Just my .02.

Good Luck.


Well-known member
Nov 29, 2001
Total Time
I've heard great things about Tri-papers. Almost bought one once. As part of my research I contacted the "Short Wing Piper Association". They are online somewhere and have good info on Pacers and TriPacers. I currently own a very old Bonanza. Ownership is a big pain in the a$$ - when I'm not flying. I seem to forget all of the effort I have to put into this thing when I leave the ground in it.

Monthly tiedown: 56.00 $/month
Full hull insurance: 142.00 $/month
Fuel: 10 gph (auto fuel)
Maint.: To much to list; it's always something.

Having a fixed gear and fixed prop is probably going to save you lots of bucks. Also, find an airplane model with lots of spare parts available if your not already tied to the TriPacer.
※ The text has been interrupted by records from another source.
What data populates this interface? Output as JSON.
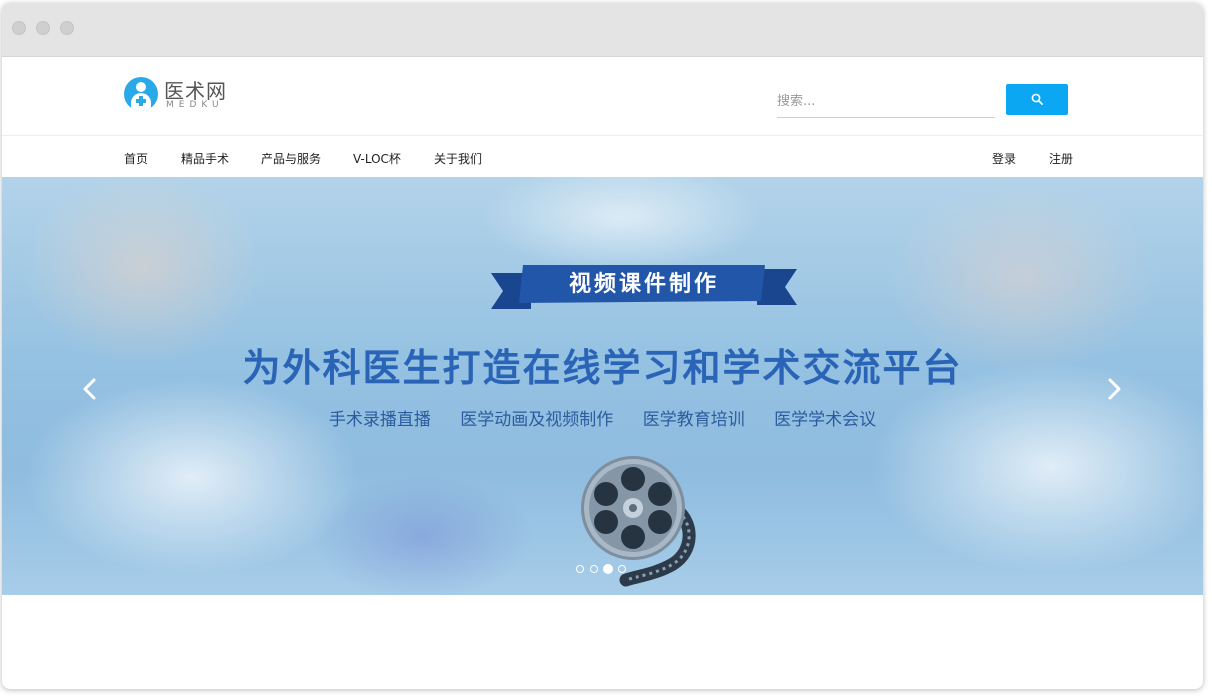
{
  "header": {
    "logo_name": "医术网",
    "logo_sub": "MEDKU",
    "search_placeholder": "搜索..."
  },
  "nav": {
    "items": [
      {
        "label": "首页"
      },
      {
        "label": "精品手术"
      },
      {
        "label": "产品与服务"
      },
      {
        "label": "V-LOC杯"
      },
      {
        "label": "关于我们"
      }
    ],
    "login": "登录",
    "register": "注册"
  },
  "banner": {
    "ribbon_title": "视频课件制作",
    "headline": "为外科医生打造在线学习和学术交流平台",
    "services": [
      "手术录播直播",
      "医学动画及视频制作",
      "医学教育培训",
      "医学学术会议"
    ],
    "slide_count": 4,
    "active_slide": 3
  },
  "colors": {
    "accent": "#0ca7f2",
    "headline": "#2a64b6",
    "ribbon": "#2256a8"
  },
  "icons": [
    "search-icon",
    "chevron-left-icon",
    "chevron-right-icon",
    "film-reel-icon",
    "logo-icon"
  ]
}
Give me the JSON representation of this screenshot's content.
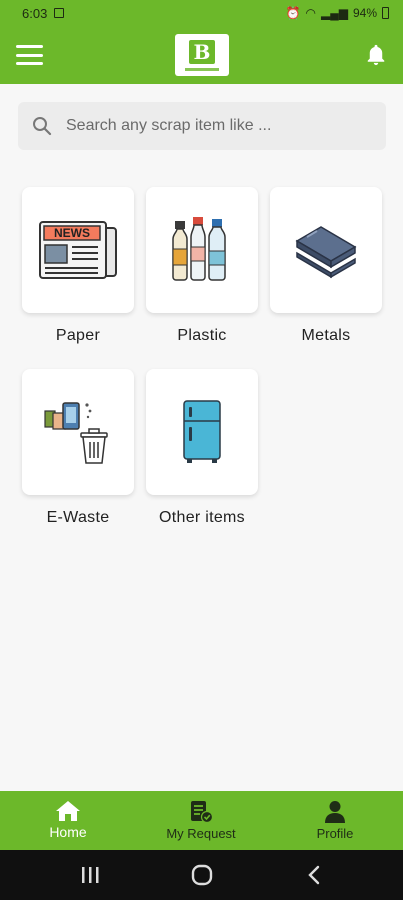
{
  "status_bar": {
    "time": "6:03",
    "battery": "94%"
  },
  "app_bar": {
    "logo_letter": "B",
    "menu_icon": "hamburger-menu-icon",
    "notification_icon": "bell-icon"
  },
  "search": {
    "placeholder": "Search any scrap item like ...",
    "value": ""
  },
  "categories": [
    {
      "label": "Paper",
      "icon": "newspaper-icon"
    },
    {
      "label": "Plastic",
      "icon": "plastic-bottles-icon"
    },
    {
      "label": "Metals",
      "icon": "metal-beams-icon"
    },
    {
      "label": "E-Waste",
      "icon": "ewaste-phone-bin-icon"
    },
    {
      "label": "Other items",
      "icon": "refrigerator-icon"
    }
  ],
  "bottom_nav": {
    "items": [
      {
        "label": "Home",
        "icon": "home-icon",
        "active": true
      },
      {
        "label": "My Request",
        "icon": "request-list-icon",
        "active": false
      },
      {
        "label": "Profile",
        "icon": "profile-icon",
        "active": false
      }
    ]
  },
  "colors": {
    "brand": "#6cb82a",
    "background": "#f7f7f7",
    "tile": "#ffffff"
  }
}
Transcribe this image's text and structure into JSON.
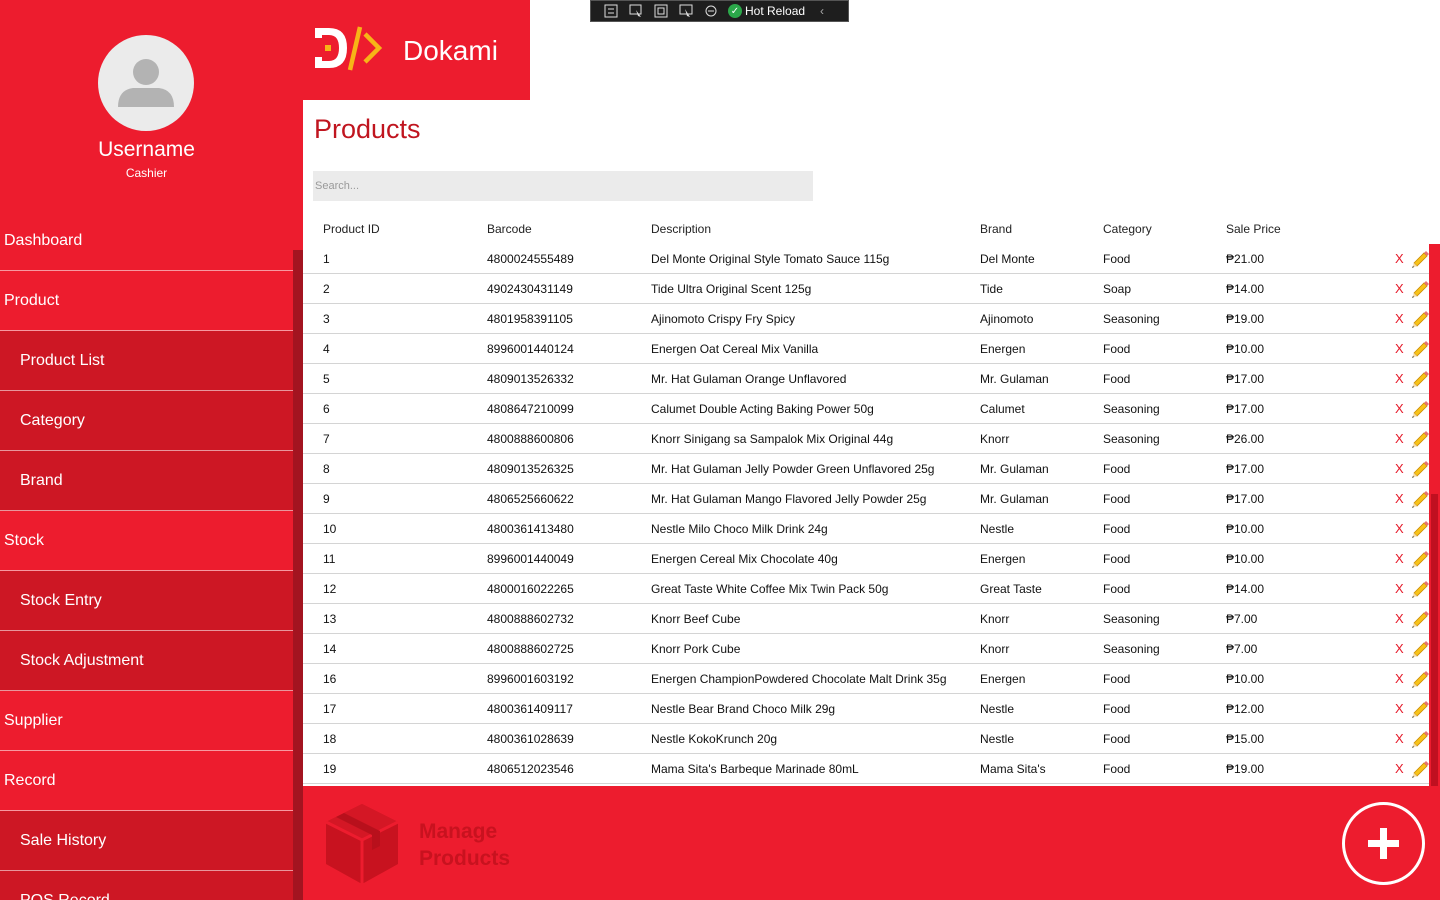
{
  "app": {
    "logo_text": "Dokami",
    "page_title": "Products"
  },
  "debug_toolbar": {
    "hot_reload_label": "Hot Reload"
  },
  "user": {
    "name": "Username",
    "role": "Cashier"
  },
  "sidebar": {
    "items": [
      {
        "label": "Dashboard",
        "sub": false
      },
      {
        "label": "Product",
        "sub": false
      },
      {
        "label": "Product List",
        "sub": true
      },
      {
        "label": "Category",
        "sub": true
      },
      {
        "label": "Brand",
        "sub": true
      },
      {
        "label": "Stock",
        "sub": false
      },
      {
        "label": "Stock Entry",
        "sub": true
      },
      {
        "label": "Stock Adjustment",
        "sub": true
      },
      {
        "label": "Supplier",
        "sub": false
      },
      {
        "label": "Record",
        "sub": false
      },
      {
        "label": "Sale History",
        "sub": true
      },
      {
        "label": "POS Record",
        "sub": true
      }
    ]
  },
  "search": {
    "placeholder": "Search..."
  },
  "table": {
    "headers": [
      "Product ID",
      "Barcode",
      "Description",
      "Brand",
      "Category",
      "Sale Price"
    ],
    "delete_label": "X",
    "rows": [
      [
        "1",
        "4800024555489",
        "Del Monte Original Style Tomato Sauce 115g",
        "Del Monte",
        "Food",
        "₱21.00"
      ],
      [
        "2",
        "4902430431149",
        "Tide Ultra Original Scent 125g",
        "Tide",
        "Soap",
        "₱14.00"
      ],
      [
        "3",
        "4801958391105",
        "Ajinomoto Crispy Fry Spicy",
        "Ajinomoto",
        "Seasoning",
        "₱19.00"
      ],
      [
        "4",
        "8996001440124",
        "Energen Oat Cereal Mix Vanilla",
        "Energen",
        "Food",
        "₱10.00"
      ],
      [
        "5",
        "4809013526332",
        "Mr. Hat Gulaman Orange Unflavored",
        "Mr. Gulaman",
        "Food",
        "₱17.00"
      ],
      [
        "6",
        "4808647210099",
        "Calumet Double Acting Baking Power 50g",
        "Calumet",
        "Seasoning",
        "₱17.00"
      ],
      [
        "7",
        "4800888600806",
        "Knorr Sinigang sa Sampalok Mix Original 44g",
        "Knorr",
        "Seasoning",
        "₱26.00"
      ],
      [
        "8",
        "4809013526325",
        "Mr. Hat Gulaman Jelly Powder Green Unflavored 25g",
        "Mr. Gulaman",
        "Food",
        "₱17.00"
      ],
      [
        "9",
        "4806525660622",
        "Mr. Hat Gulaman Mango Flavored Jelly Powder 25g",
        "Mr. Gulaman",
        "Food",
        "₱17.00"
      ],
      [
        "10",
        "4800361413480",
        "Nestle Milo Choco Milk Drink 24g",
        "Nestle",
        "Food",
        "₱10.00"
      ],
      [
        "11",
        "8996001440049",
        "Energen Cereal Mix Chocolate 40g",
        "Energen",
        "Food",
        "₱10.00"
      ],
      [
        "12",
        "4800016022265",
        "Great Taste White Coffee Mix Twin Pack 50g",
        "Great Taste",
        "Food",
        "₱14.00"
      ],
      [
        "13",
        "4800888602732",
        "Knorr Beef Cube",
        "Knorr",
        "Seasoning",
        "₱7.00"
      ],
      [
        "14",
        "4800888602725",
        "Knorr Pork Cube",
        "Knorr",
        "Seasoning",
        "₱7.00"
      ],
      [
        "16",
        "8996001603192",
        "Energen ChampionPowdered Chocolate Malt Drink 35g",
        "Energen",
        "Food",
        "₱10.00"
      ],
      [
        "17",
        "4800361409117",
        "Nestle Bear Brand Choco Milk 29g",
        "Nestle",
        "Food",
        "₱12.00"
      ],
      [
        "18",
        "4800361028639",
        "Nestle KokoKrunch 20g",
        "Nestle",
        "Food",
        "₱15.00"
      ],
      [
        "19",
        "4806512023546",
        "Mama Sita's Barbeque Marinade 80mL",
        "Mama Sita's",
        "Food",
        "₱19.00"
      ]
    ]
  },
  "footer": {
    "manage_line1": "Manage",
    "manage_line2": "Products"
  },
  "colors": {
    "brand_red": "#ed1c2e",
    "sub_nav_red": "#cd1724",
    "title_red": "#c0151f"
  }
}
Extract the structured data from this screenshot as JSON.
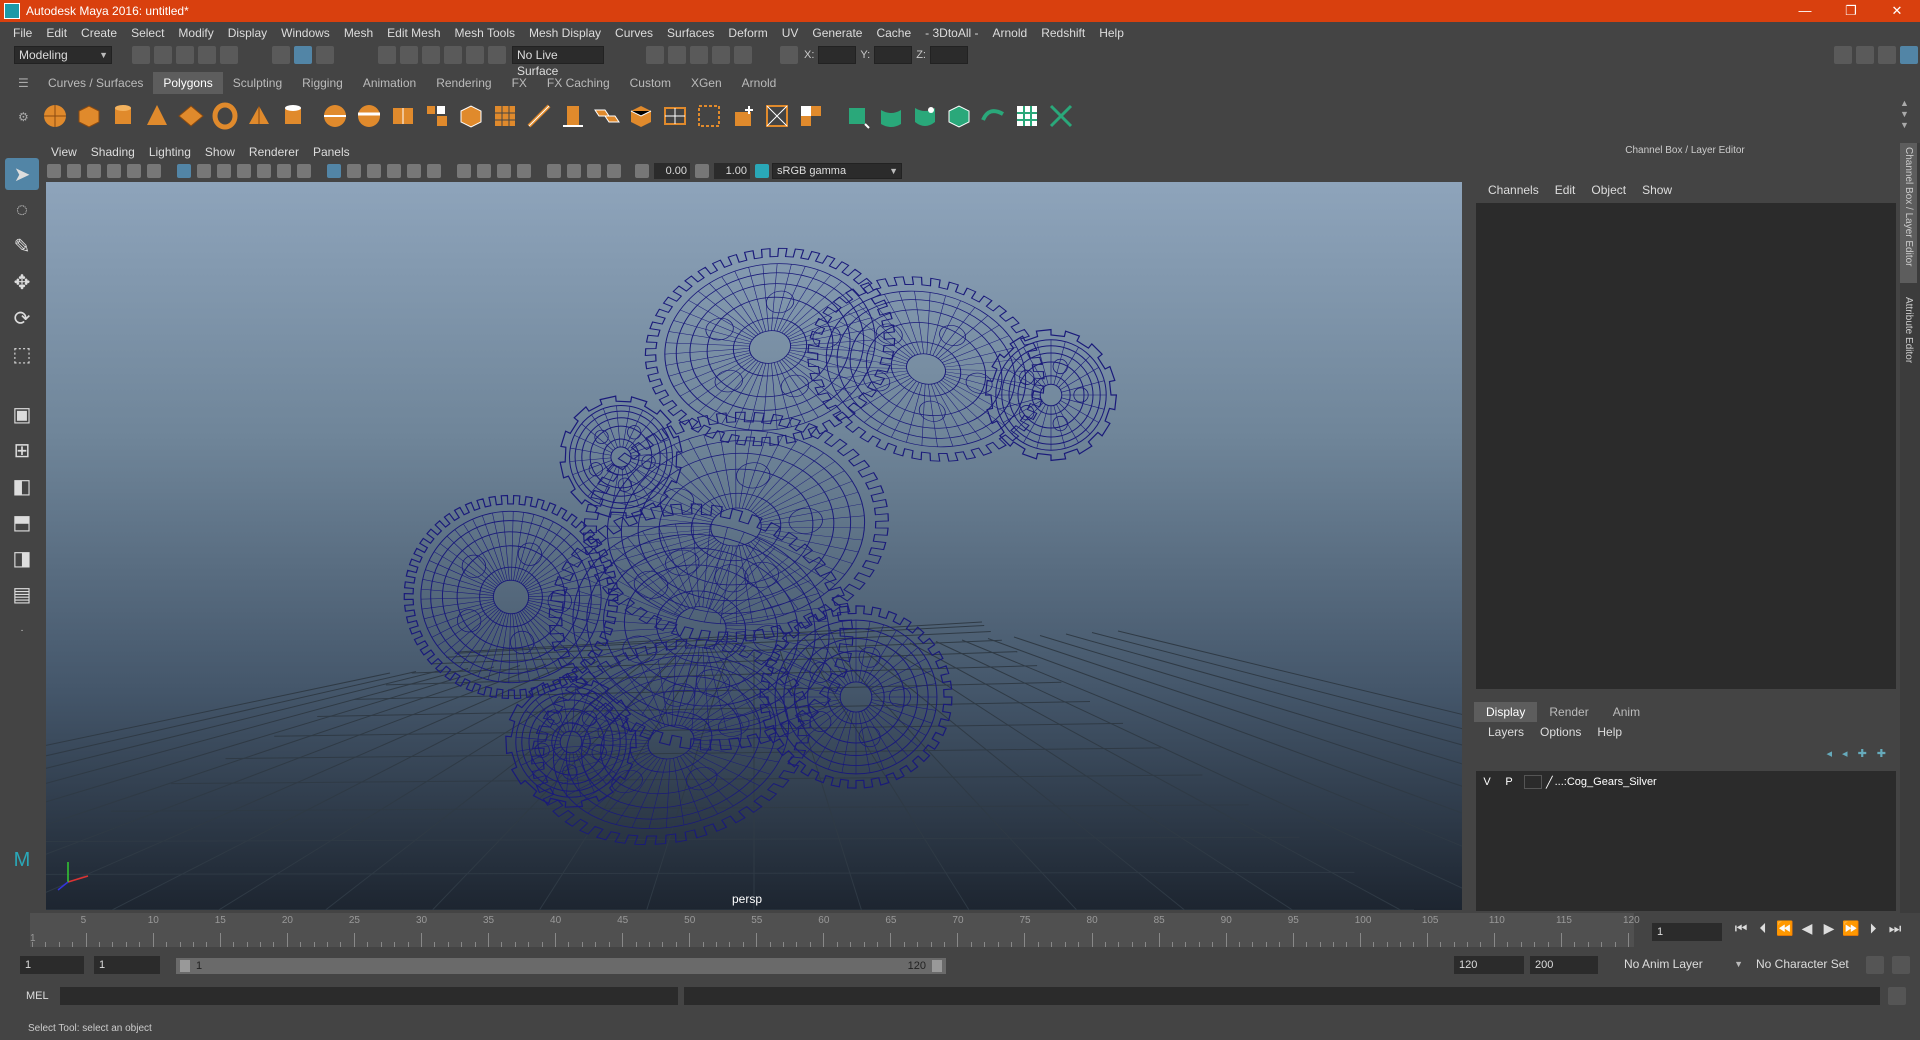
{
  "titlebar": {
    "title": "Autodesk Maya 2016: untitled*",
    "minimize": "—",
    "maximize": "❐",
    "close": "✕"
  },
  "menubar": [
    "File",
    "Edit",
    "Create",
    "Select",
    "Modify",
    "Display",
    "Windows",
    "Mesh",
    "Edit Mesh",
    "Mesh Tools",
    "Mesh Display",
    "Curves",
    "Surfaces",
    "Deform",
    "UV",
    "Generate",
    "Cache",
    "- 3DtoAll -",
    "Arnold",
    "Redshift",
    "Help"
  ],
  "statusline": {
    "mode": "Modeling",
    "live_surface": "No Live Surface",
    "x_label": "X:",
    "y_label": "Y:",
    "z_label": "Z:"
  },
  "shelf": {
    "tabs": [
      "Curves / Surfaces",
      "Polygons",
      "Sculpting",
      "Rigging",
      "Animation",
      "Rendering",
      "FX",
      "FX Caching",
      "Custom",
      "XGen",
      "Arnold"
    ],
    "active_tab": "Polygons"
  },
  "viewport": {
    "menu": [
      "View",
      "Shading",
      "Lighting",
      "Show",
      "Renderer",
      "Panels"
    ],
    "exposure": "0.00",
    "gamma": "1.00",
    "color_space": "sRGB gamma",
    "camera_label": "persp",
    "wire_color": "#1a1a7a"
  },
  "channel_box": {
    "header": "Channel Box / Layer Editor",
    "menu": [
      "Channels",
      "Edit",
      "Object",
      "Show"
    ]
  },
  "layer_editor": {
    "tabs": [
      "Display",
      "Render",
      "Anim"
    ],
    "active_tab": "Display",
    "menu": [
      "Layers",
      "Options",
      "Help"
    ],
    "layers": [
      {
        "v": "V",
        "p": "P",
        "name": "...:Cog_Gears_Silver"
      }
    ]
  },
  "side_tabs": [
    "Channel Box / Layer Editor",
    "Attribute Editor"
  ],
  "timeline": {
    "ticks": [
      "5",
      "10",
      "15",
      "20",
      "25",
      "30",
      "35",
      "40",
      "45",
      "50",
      "55",
      "60",
      "65",
      "70",
      "75",
      "80",
      "85",
      "90",
      "95",
      "100",
      "105",
      "110",
      "115",
      "120"
    ],
    "start_label": "1",
    "current_frame": "1"
  },
  "range": {
    "start": "1",
    "anim_start": "1",
    "slider_start": "1",
    "slider_end": "120",
    "anim_end": "120",
    "end": "200",
    "anim_layer": "No Anim Layer",
    "character_set": "No Character Set"
  },
  "cmdline": {
    "label": "MEL"
  },
  "helpline": {
    "text": "Select Tool: select an object"
  }
}
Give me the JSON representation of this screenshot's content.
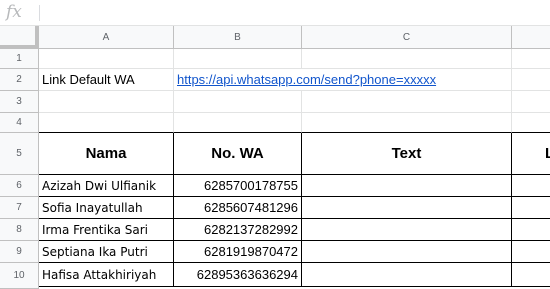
{
  "formula_bar": {
    "fx_label": "fx",
    "value": ""
  },
  "columns": [
    "A",
    "B",
    "C"
  ],
  "rows": [
    "1",
    "2",
    "3",
    "4",
    "5",
    "6",
    "7",
    "8",
    "9",
    "10"
  ],
  "link_row": {
    "label": "Link Default WA",
    "url": "https://api.whatsapp.com/send?phone=xxxxx"
  },
  "table": {
    "headers": [
      "Nama",
      "No. WA",
      "Text",
      "L"
    ],
    "records": [
      {
        "nama": "Azizah Dwi Ulfianik",
        "no_wa": "6285700178755"
      },
      {
        "nama": "Sofia Inayatullah",
        "no_wa": "6285607481296"
      },
      {
        "nama": "Irma Frentika Sari",
        "no_wa": "6282137282992"
      },
      {
        "nama": "Septiana Ika Putri",
        "no_wa": "6281919870472"
      },
      {
        "nama": "Hafisa Attakhiriyah",
        "no_wa": "62895363636294"
      }
    ]
  }
}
I usually don't take my airplane to a big shop with lots of overhead. My experience has been that these places are like training schools for new A&P's. The best service I have recieved is from individual mechanics - one guy working out of his van.

Be willing to work on your airplane yourself. It can save you money and is a great way to learn new things. It also gives you more control over the QC issues. All aircraft owners pay one way or the other - either with their time or their money.

Best of luck.


By the way; what ya gona do with it once you get it?


Well-known member
Nov 27, 2001
Total Time
Aircraft ownership can be wonderful or horrible depending on the aircraft and how much research you do before the purchase.
You said a Pacer is this a tailwheel or a Tripacer. If tailwheel do you have tailwheel time if not the insurance will be around $2000 the first year and you will need to fly around 100 hr that year to lower the premiums the next year.
Prepurchase, Get an inspection by an A&P with tube and fabric experience, Preferably not the mechanic that normally maintains the aircraft. Check for bad fabric, and rusted tubing especially near the tail. Remember it's cheaper to buy a first class aircraft at premium price than it is to fix up a piece of junk.